Hence, this forms the basis of many analyses for market investors, financial analysts, , and other financial institutions.

### Accounting Equation In Income Statement

Not only does the balance sheet reflect the basic accounting equation as implemented, but also the .

• An income statement is prepared to reflect the company’s total expenses and total income to calculate the net income for different purposes. This statement is also prepared in the same conjunction as the balance sheet. However, a little differently applied.
• Here, we do not have total assets and liabilities. Still, the statement is prepared so that if an expense is credited, it will have an equal and opposite entry in debt in a related ledger account.
• The income statement includes the accounts which directly refer to a company’s income or expenses like Cost of Goods Sold, Tax expenses, and Interest Payable expenses.

### Problems

There are some problems that company may face with implementing the accounting equation approach. They are given below:

• Asset valuation- The accuracy of the equation can be affected by the valuation of assets. It is often very difficult to accurately value them and different companies use different methods for this purpose.
• Accrual accounting – the equation assumes that every transaction is recorded based on accrual method of accounting. It means the expenses and revenue is recorded as and when they are earned, not when cash actually changes hands. This can create discrepancies between cash and accrual accounting, affecting the equation.
• Transaction timing – The accounting equation approach assumes that all transactions are recorded as and when they occur.  But accountants may not always be able to record them on exact date of time, thus giving rise to timing problems or gaps.
• Non -monetary transactions- There are transactions that are non monetary in nature like some cases of services. They are difficult to value and may not reflect correctly in the equation.

Thus, these problems should be noted by all companies and strict method of valuation and recording of transactions should be done to control such problems.

1. Which financial statement uses the expanded accounting equation?

The financial statement that uses the expanded accounting equation is the balance sheet. The expanded accounting equation provides a more detailed breakdown of the balance sheet’s components, including assets, liabilities, and equity.

2. What is an accounting equation cheat sheet?

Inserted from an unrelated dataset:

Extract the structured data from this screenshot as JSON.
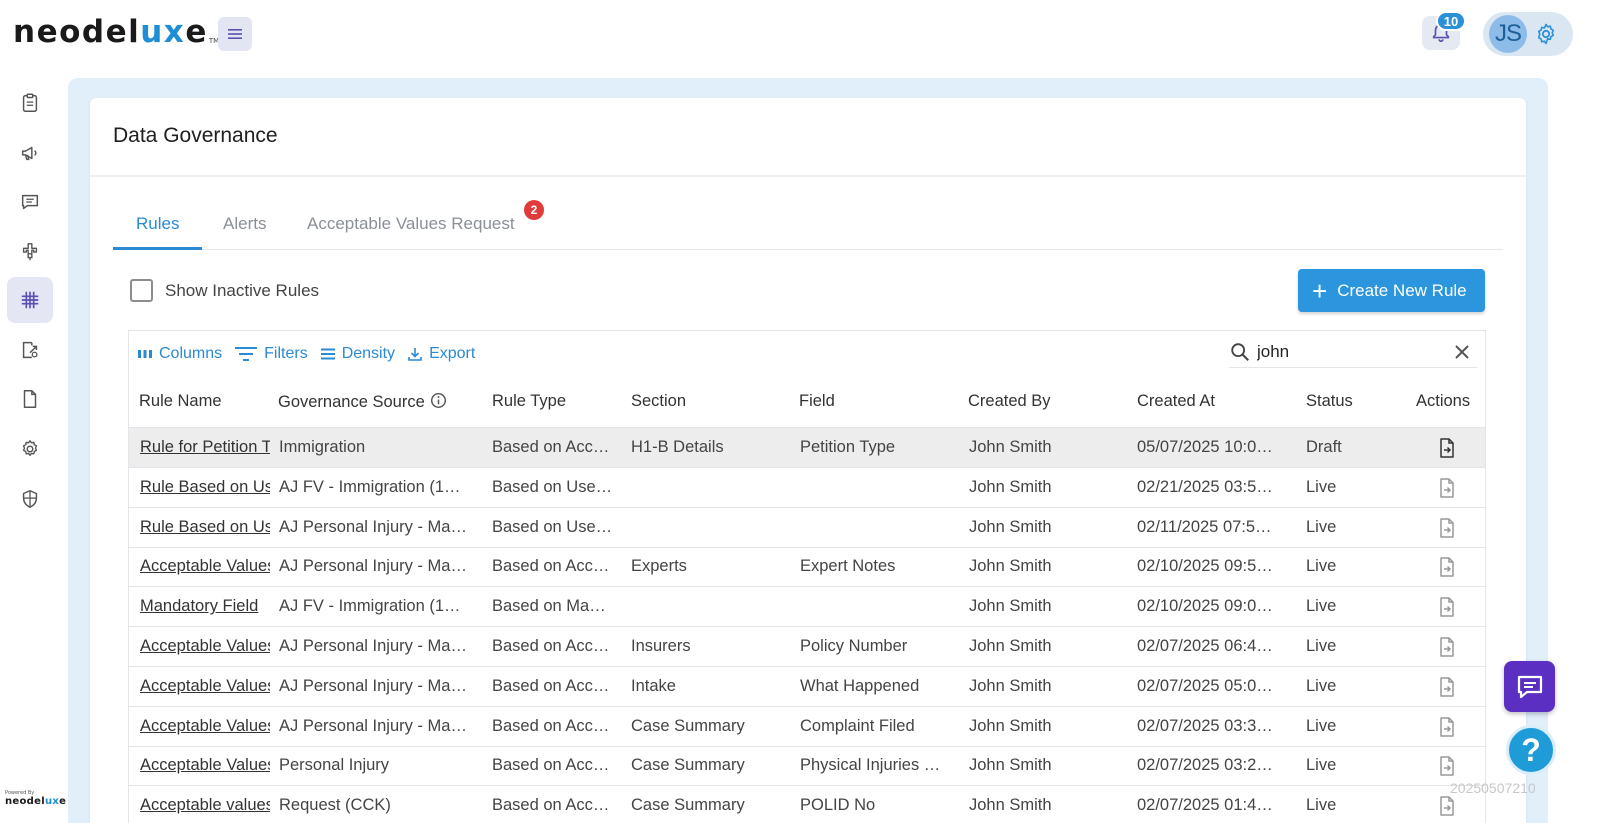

An accounting equation cheat sheet is a reference tool that summarizes the accounting equation and its components. It can be helpful for students or professionals who need to quickly refer to the equation and its related formulas and concepts.

3. What are the objectives of the accounting equation?

The objective of the accounting equation is to provide a framework for recording and reporting a company’s financial transactions accurately. By ensuring that the equation remains in balance, companies can track changes to their assets, liabilities, and equity over time and ensure the accuracy of their financial statements. The accounting equation also helps companies make informed business decisions by clearly showing their financial position and performance.

This article has been a guide to what is Accounting Equation. We explain its formula along with examples, problems, rules & how to calculate it. You may also have a look at the following basic accounting articles for gaining further knowledge –